▶ **What you are asked to do**:
Each record below should be set down exactly.

Records excerpted from a collection
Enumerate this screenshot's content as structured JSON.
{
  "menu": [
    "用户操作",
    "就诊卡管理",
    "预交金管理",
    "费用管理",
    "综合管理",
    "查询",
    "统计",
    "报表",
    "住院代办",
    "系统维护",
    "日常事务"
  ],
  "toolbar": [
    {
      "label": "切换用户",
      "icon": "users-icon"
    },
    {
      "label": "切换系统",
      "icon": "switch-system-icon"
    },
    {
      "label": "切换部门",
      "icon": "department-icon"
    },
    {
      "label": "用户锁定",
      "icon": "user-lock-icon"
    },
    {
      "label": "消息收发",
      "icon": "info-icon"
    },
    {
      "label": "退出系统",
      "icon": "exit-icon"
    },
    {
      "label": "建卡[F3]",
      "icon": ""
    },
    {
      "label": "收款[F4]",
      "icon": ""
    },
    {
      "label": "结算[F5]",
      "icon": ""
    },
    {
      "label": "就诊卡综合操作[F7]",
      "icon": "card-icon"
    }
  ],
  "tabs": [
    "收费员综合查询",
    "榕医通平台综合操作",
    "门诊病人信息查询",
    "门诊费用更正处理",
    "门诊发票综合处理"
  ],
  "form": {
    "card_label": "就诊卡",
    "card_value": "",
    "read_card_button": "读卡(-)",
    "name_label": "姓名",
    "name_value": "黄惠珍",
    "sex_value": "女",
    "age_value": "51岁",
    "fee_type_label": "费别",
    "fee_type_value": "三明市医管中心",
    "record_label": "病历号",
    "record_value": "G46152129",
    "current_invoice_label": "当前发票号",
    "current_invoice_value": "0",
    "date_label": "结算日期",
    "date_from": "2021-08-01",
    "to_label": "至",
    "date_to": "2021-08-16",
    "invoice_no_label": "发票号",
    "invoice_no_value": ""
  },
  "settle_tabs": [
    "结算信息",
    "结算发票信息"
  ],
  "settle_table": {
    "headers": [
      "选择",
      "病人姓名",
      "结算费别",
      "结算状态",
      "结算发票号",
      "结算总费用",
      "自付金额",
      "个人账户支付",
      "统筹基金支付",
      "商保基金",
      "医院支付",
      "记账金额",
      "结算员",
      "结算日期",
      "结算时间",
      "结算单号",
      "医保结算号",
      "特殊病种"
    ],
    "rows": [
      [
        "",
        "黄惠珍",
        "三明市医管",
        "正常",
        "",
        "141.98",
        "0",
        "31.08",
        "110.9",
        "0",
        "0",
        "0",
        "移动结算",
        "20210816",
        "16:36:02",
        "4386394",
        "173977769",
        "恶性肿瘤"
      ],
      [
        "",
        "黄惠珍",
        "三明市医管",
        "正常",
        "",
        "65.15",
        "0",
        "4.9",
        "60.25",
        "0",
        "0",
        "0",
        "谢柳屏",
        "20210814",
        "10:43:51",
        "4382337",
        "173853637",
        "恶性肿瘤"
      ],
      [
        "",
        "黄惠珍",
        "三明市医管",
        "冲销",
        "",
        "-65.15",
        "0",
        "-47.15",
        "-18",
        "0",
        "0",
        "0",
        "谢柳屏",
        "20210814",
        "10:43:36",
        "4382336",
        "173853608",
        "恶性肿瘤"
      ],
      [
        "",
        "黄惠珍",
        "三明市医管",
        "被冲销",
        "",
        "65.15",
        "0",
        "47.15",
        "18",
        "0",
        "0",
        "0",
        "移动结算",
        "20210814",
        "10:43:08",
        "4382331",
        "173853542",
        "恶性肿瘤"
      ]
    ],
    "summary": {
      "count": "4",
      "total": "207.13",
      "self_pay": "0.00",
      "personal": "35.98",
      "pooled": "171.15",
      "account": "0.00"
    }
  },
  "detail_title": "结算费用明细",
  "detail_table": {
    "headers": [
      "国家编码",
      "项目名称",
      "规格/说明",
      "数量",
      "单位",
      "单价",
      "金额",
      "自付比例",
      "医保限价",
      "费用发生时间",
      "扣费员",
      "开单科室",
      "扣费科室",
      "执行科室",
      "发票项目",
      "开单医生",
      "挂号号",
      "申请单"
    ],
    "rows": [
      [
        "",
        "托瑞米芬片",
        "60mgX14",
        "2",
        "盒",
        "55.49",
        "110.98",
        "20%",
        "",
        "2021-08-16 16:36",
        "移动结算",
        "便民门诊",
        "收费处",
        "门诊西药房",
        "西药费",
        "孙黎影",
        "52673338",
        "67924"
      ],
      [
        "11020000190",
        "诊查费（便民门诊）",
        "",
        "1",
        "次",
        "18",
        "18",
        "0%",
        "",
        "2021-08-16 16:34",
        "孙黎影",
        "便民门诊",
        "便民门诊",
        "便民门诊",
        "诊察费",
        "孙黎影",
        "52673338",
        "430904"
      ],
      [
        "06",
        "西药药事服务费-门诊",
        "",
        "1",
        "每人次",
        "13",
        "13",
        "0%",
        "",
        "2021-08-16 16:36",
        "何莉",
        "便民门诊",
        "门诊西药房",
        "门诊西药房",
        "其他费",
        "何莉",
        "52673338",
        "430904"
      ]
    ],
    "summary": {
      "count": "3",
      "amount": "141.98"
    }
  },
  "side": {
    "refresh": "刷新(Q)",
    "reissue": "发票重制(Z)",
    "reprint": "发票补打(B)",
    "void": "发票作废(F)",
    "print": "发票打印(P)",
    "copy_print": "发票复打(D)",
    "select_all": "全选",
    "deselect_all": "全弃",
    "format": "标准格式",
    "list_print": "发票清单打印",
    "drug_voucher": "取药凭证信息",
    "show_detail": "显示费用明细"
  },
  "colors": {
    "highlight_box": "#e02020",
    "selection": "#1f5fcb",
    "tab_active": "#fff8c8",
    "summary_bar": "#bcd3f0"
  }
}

▶ **Answer section**:
Enumerate this screenshot's content as structured JSON.
{
  "menu": [
    "用户操作",
    "就诊卡管理",
    "预交金管理",
    "费用管理",
    "综合管理",
    "查询",
    "统计",
    "报表",
    "住院代办",
    "系统维护",
    "日常事务"
  ],
  "toolbar": [
    {
      "label": "切换用户",
      "icon": "users-icon"
    },
    {
      "label": "切换系统",
      "icon": "switch-system-icon"
    },
    {
      "label": "切换部门",
      "icon": "department-icon"
    },
    {
      "label": "用户锁定",
      "icon": "user-lock-icon"
    },
    {
      "label": "消息收发",
      "icon": "info-icon"
    },
    {
      "label": "退出系统",
      "icon": "exit-icon"
    },
    {
      "label": "建卡[F3]",
      "icon": ""
    },
    {
      "label": "收款[F4]",
      "icon": ""
    },
    {
      "label": "结算[F5]",
      "icon": ""
    },
    {
      "label": "就诊卡综合操作[F7]",
      "icon": "card-icon"
    }
  ],
  "tabs": [
    "收费员综合查询",
    "榕医通平台综合操作",
    "门诊病人信息查询",
    "门诊费用更正处理",
    "门诊发票综合处理"
  ],
  "form": {
    "card_label": "就诊卡",
    "card_value": "",
    "read_card_button": "读卡(-)",
    "name_label": "姓名",
    "name_value": "黄惠珍",
    "sex_value": "女",
    "age_value": "51岁",
    "fee_type_label": "费别",
    "fee_type_value": "三明市医管中心",
    "record_label": "病历号",
    "record_value": "G46152129",
    "current_invoice_label": "当前发票号",
    "current_invoice_value": "0",
    "date_label": "结算日期",
    "date_from": "2021-08-01",
    "to_label": "至",
    "date_to": "2021-08-16",
    "invoice_no_label": "发票号",
    "invoice_no_value": ""
  },
  "settle_tabs": [
    "结算信息",
    "结算发票信息"
  ],
  "settle_table": {
    "headers": [
      "选择",
      "病人姓名",
      "结算费别",
      "结算状态",
      "结算发票号",
      "结算总费用",
      "自付金额",
      "个人账户支付",
      "统筹基金支付",
      "商保基金",
      "医院支付",
      "记账金额",
      "结算员",
      "结算日期",
      "结算时间",
      "结算单号",
      "医保结算号",
      "特殊病种"
    ],
    "rows": [
      [
        "",
        "黄惠珍",
        "三明市医管",
        "正常",
        "",
        "141.98",
        "0",
        "31.08",
        "110.9",
        "0",
        "0",
        "0",
        "移动结算",
        "20210816",
        "16:36:02",
        "4386394",
        "173977769",
        "恶性肿瘤"
      ],
      [
        "",
        "黄惠珍",
        "三明市医管",
        "正常",
        "",
        "65.15",
        "0",
        "4.9",
        "60.25",
        "0",
        "0",
        "0",
        "谢柳屏",
        "20210814",
        "10:43:51",
        "4382337",
        "173853637",
        "恶性肿瘤"
      ],
      [
        "",
        "黄惠珍",
        "三明市医管",
        "冲销",
        "",
        "-65.15",
        "0",
        "-47.15",
        "-18",
        "0",
        "0",
        "0",
        "谢柳屏",
        "20210814",
        "10:43:36",
        "4382336",
        "173853608",
        "恶性肿瘤"
      ],
      [
        "",
        "黄惠珍",
        "三明市医管",
        "被冲销",
        "",
        "65.15",
        "0",
        "47.15",
        "18",
        "0",
        "0",
        "0",
        "移动结算",
        "20210814",
        "10:43:08",
        "4382331",
        "173853542",
        "恶性肿瘤"
      ]
    ],
    "summary": {
      "count": "4",
      "total": "207.13",
      "self_pay": "0.00",
      "personal": "35.98",
      "pooled": "171.15",
      "account": "0.00"
    }
  },
  "detail_title": "结算费用明细",
  "detail_table": {
    "headers": [
      "国家编码",
      "项目名称",
      "规格/说明",
      "数量",
      "单位",
      "单价",
      "金额",
      "自付比例",
      "医保限价",
      "费用发生时间",
      "扣费员",
      "开单科室",
      "扣费科室",
      "执行科室",
      "发票项目",
      "开单医生",
      "挂号号",
      "申请单"
    ],
    "rows": [
      [
        "",
        "托瑞米芬片",
        "60mgX14",
        "2",
        "盒",
        "55.49",
        "110.98",
        "20%",
        "",
        "2021-08-16 16:36",
        "移动结算",
        "便民门诊",
        "收费处",
        "门诊西药房",
        "西药费",
        "孙黎影",
        "52673338",
        "67924"
      ],
      [
        "11020000190",
        "诊查费（便民门诊）",
        "",
        "1",
        "次",
        "18",
        "18",
        "0%",
        "",
        "2021-08-16 16:34",
        "孙黎影",
        "便民门诊",
        "便民门诊",
        "便民门诊",
        "诊察费",
        "孙黎影",
        "52673338",
        "430904"
      ],
      [
        "06",
        "西药药事服务费-门诊",
        "",
        "1",
        "每人次",
        "13",
        "13",
        "0%",
        "",
        "2021-08-16 16:36",
        "何莉",
        "便民门诊",
        "门诊西药房",
        "门诊西药房",
        "其他费",
        "何莉",
        "52673338",
        "430904"
      ]
    ],
    "summary": {
      "count": "3",
      "amount": "141.98"
    }
  },
  "side": {
    "refresh": "刷新(Q)",
    "reissue": "发票重制(Z)",
    "reprint": "发票补打(B)",
    "void": "发票作废(F)",
    "print": "发票打印(P)",
    "copy_print": "发票复打(D)",
    "select_all": "全选",
    "deselect_all": "全弃",
    "format": "标准格式",
    "list_print": "发票清单打印",
    "drug_voucher": "取药凭证信息",
    "show_detail": "显示费用明细"
  },
  "colors": {
    "highlight_box": "#e02020",
    "selection": "#1f5fcb",
    "tab_active": "#fff8c8",
    "summary_bar": "#bcd3f0"
  }
}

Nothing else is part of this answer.